Something was just brought to my attention in a phone call from Tim. At the moment, he is frantically following behind his team to make sure their expedition bags arrive in Kathmandu close to the same time as they do for their homeward journey—forever ticking off his responsibilities to his team to get them home safely.
After dealing with understandably disappointed clients and sharing their heartbreak for the past few days,Tim had a chance to look at the big picture while walking out of the valley quietly with Ang Karsung Sherpa's son, Sonam, the promising next generation for tourism in Nepal.
When Tim arrived in Namche Bazaar tonight (Nepal Time), he was caught off guard when lodge owner Tsedam Sherpa told him that the Sherpa community applaud him. We didn't even get into "for what?". Instead Tim told me something that what was upsetting him, the “what could have been”.
I don't think this part of the story, the "what could have been", got the attention it should have. In an earlier post, we stated that there were more than 100 Sherpa guides who narrowly missed the avalanche. In one hit, the avalanche could have wiped out one third of the guiding Sherpas' population. Tim told me that had the avalanche been half an hour earlier, they would all be dead. When you consider it, this is a chilling fact.
Thirty minutes earlier and more than 100 Sherpa guides would have died.
The scenario was that the route had just been completed by the icefall doctors with ladders and ropes through the difficult section, the ice fall. The teams were all gathered at base camp so the rush was on to do their work. All the equipment had arrived at base camp, this was the day for lots of movement on the route. Camp 2 is essentially another base camp, plus oxygen supplements and rope in addition to the normal provisions. This equipment is not moved by yaks, the manual labour at this stage of the climb is significant. The bulk of the loads had just been dropped off. Our Tashi and Palden Sherpa, who were turning to go back down, were very close to the avalanche path, so were more than100 others.
In 2012, a similar scenario occured where a large avalanche came off Nuptse—the other side of the icefall from this one. As with this recent avalanche, more than 100 Sherpas and western climbers on the other side, at Camp 2, narrowly missed being struck by the avalanche. The impact of the 2012 avalanche blew a Sherpa into a crevasse. Thankfully he survived and was rescued. Tim recalls he was worried when the 2012 avalanche hit because one of our climbers, Travis McPhee from Canmore, was not feeling well and had turned around. Travis was just approaching his tent when the avalanche hit and managed to get inside to retreat from the big cloud that could have suffocated him.
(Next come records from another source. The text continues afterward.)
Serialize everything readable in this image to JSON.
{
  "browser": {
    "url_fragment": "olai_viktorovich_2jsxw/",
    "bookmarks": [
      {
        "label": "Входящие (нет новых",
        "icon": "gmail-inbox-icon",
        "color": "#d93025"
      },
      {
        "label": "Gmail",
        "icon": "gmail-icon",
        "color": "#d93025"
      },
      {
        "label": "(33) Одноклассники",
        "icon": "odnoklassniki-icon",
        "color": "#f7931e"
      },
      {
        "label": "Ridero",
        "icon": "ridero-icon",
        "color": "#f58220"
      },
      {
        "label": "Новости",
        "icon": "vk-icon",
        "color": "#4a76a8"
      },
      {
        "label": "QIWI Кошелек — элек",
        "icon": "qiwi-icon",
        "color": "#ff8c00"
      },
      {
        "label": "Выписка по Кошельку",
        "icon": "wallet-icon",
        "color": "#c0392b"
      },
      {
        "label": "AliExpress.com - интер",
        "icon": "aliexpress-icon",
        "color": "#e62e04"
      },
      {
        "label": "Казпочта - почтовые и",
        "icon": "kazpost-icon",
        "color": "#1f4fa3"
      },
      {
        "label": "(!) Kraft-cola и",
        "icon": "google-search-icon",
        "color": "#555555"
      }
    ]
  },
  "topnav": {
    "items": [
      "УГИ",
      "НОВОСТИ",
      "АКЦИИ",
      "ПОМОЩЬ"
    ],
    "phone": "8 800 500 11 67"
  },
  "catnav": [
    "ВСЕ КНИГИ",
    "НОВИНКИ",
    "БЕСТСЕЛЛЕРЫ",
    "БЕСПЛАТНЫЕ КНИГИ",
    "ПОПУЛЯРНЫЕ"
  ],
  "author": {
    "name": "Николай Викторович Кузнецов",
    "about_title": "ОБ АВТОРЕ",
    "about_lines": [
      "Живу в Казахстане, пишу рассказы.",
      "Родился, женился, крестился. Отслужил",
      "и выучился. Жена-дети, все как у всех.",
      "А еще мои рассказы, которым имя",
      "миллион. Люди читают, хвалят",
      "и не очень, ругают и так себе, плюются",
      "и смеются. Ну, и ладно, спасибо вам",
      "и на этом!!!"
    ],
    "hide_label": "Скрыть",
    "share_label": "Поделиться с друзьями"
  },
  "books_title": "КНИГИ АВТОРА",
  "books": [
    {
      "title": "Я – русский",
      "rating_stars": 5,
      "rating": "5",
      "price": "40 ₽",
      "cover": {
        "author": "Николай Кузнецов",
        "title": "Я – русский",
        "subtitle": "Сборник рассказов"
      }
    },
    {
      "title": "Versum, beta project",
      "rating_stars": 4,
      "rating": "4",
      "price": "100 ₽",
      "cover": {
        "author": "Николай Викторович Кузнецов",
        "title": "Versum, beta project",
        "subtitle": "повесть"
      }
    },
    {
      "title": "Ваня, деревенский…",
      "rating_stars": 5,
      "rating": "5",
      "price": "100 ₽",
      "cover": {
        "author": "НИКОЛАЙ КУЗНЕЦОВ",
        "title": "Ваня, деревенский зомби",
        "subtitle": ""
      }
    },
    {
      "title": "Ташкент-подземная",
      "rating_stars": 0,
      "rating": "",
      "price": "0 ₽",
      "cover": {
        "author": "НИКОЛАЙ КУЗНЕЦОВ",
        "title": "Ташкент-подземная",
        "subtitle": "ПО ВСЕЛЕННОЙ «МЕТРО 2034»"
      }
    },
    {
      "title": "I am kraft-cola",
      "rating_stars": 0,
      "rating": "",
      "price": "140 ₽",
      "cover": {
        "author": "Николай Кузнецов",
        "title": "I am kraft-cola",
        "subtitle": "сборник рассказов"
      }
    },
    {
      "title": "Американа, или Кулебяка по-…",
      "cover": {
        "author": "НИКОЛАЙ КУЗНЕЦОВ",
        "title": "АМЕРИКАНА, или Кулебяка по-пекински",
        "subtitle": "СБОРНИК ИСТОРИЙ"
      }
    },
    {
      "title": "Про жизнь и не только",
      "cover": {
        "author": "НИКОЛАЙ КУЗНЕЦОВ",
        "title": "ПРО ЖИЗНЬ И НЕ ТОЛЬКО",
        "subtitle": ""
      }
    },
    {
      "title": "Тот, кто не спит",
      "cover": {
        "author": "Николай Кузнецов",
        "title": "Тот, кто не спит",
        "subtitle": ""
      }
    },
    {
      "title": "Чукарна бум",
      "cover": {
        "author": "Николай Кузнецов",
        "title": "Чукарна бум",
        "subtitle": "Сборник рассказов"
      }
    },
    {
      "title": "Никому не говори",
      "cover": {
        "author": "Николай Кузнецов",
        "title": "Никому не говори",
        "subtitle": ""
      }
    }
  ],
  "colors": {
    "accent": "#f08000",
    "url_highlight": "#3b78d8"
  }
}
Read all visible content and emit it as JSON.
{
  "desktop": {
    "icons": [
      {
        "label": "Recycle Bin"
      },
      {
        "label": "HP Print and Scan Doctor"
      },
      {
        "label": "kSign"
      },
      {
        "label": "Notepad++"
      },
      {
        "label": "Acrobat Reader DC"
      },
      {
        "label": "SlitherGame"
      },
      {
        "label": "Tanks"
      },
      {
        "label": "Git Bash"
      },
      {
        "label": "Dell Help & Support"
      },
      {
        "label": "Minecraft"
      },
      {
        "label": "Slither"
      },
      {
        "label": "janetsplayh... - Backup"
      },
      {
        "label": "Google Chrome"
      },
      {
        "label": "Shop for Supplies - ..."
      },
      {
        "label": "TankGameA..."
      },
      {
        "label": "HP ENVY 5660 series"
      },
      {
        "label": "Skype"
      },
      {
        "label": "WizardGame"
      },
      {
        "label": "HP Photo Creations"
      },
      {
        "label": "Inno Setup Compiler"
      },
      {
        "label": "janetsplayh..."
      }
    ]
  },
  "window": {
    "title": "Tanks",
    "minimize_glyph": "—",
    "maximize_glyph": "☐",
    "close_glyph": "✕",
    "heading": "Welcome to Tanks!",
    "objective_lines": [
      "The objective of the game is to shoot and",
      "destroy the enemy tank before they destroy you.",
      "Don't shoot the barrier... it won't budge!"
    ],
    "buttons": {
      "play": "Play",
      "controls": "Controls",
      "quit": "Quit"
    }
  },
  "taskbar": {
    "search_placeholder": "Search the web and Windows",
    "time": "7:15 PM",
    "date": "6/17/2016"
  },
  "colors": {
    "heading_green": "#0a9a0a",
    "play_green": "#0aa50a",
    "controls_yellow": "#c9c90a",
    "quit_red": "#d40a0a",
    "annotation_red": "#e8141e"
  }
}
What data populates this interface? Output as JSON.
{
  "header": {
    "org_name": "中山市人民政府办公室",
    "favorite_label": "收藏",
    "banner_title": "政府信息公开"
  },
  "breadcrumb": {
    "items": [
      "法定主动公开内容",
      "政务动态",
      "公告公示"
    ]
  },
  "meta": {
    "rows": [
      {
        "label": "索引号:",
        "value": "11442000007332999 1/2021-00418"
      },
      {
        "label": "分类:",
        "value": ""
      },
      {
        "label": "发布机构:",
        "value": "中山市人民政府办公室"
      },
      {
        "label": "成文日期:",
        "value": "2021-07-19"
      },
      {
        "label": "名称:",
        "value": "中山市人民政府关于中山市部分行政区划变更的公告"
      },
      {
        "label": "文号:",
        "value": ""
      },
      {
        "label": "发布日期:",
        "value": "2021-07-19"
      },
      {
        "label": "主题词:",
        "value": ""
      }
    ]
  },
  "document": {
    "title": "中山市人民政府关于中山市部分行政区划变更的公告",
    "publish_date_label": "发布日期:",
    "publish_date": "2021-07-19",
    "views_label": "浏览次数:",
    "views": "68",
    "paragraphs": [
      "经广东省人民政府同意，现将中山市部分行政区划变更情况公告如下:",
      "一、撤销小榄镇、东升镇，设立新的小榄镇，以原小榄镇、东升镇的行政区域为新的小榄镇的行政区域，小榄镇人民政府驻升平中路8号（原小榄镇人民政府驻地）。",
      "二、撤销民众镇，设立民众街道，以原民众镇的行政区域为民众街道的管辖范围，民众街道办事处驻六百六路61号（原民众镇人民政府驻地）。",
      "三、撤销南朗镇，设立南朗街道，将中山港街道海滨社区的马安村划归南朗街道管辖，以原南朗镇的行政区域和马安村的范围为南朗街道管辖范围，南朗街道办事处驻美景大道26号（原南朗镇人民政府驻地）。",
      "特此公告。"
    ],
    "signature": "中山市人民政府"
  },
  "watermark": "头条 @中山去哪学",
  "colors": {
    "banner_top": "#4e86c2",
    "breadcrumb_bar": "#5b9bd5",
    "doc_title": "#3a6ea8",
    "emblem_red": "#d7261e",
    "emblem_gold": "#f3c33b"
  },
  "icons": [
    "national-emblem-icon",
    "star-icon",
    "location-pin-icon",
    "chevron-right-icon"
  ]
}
It is easy to get wrapped up in the hype and politics of a disaster but it is equally if not more important to reflect on what could have been and all that it means. It may not seem respectful to the victims of the avalanche, their families, or even the climbers whose dreams have been brought to such a sudden conclusion, that we were lucky, and yet, knowing what could have been, lucky is what we were.
I told Tim this story needs told with a bit more bold.
Becky & Tim Rippel
Becky & Tim Rippel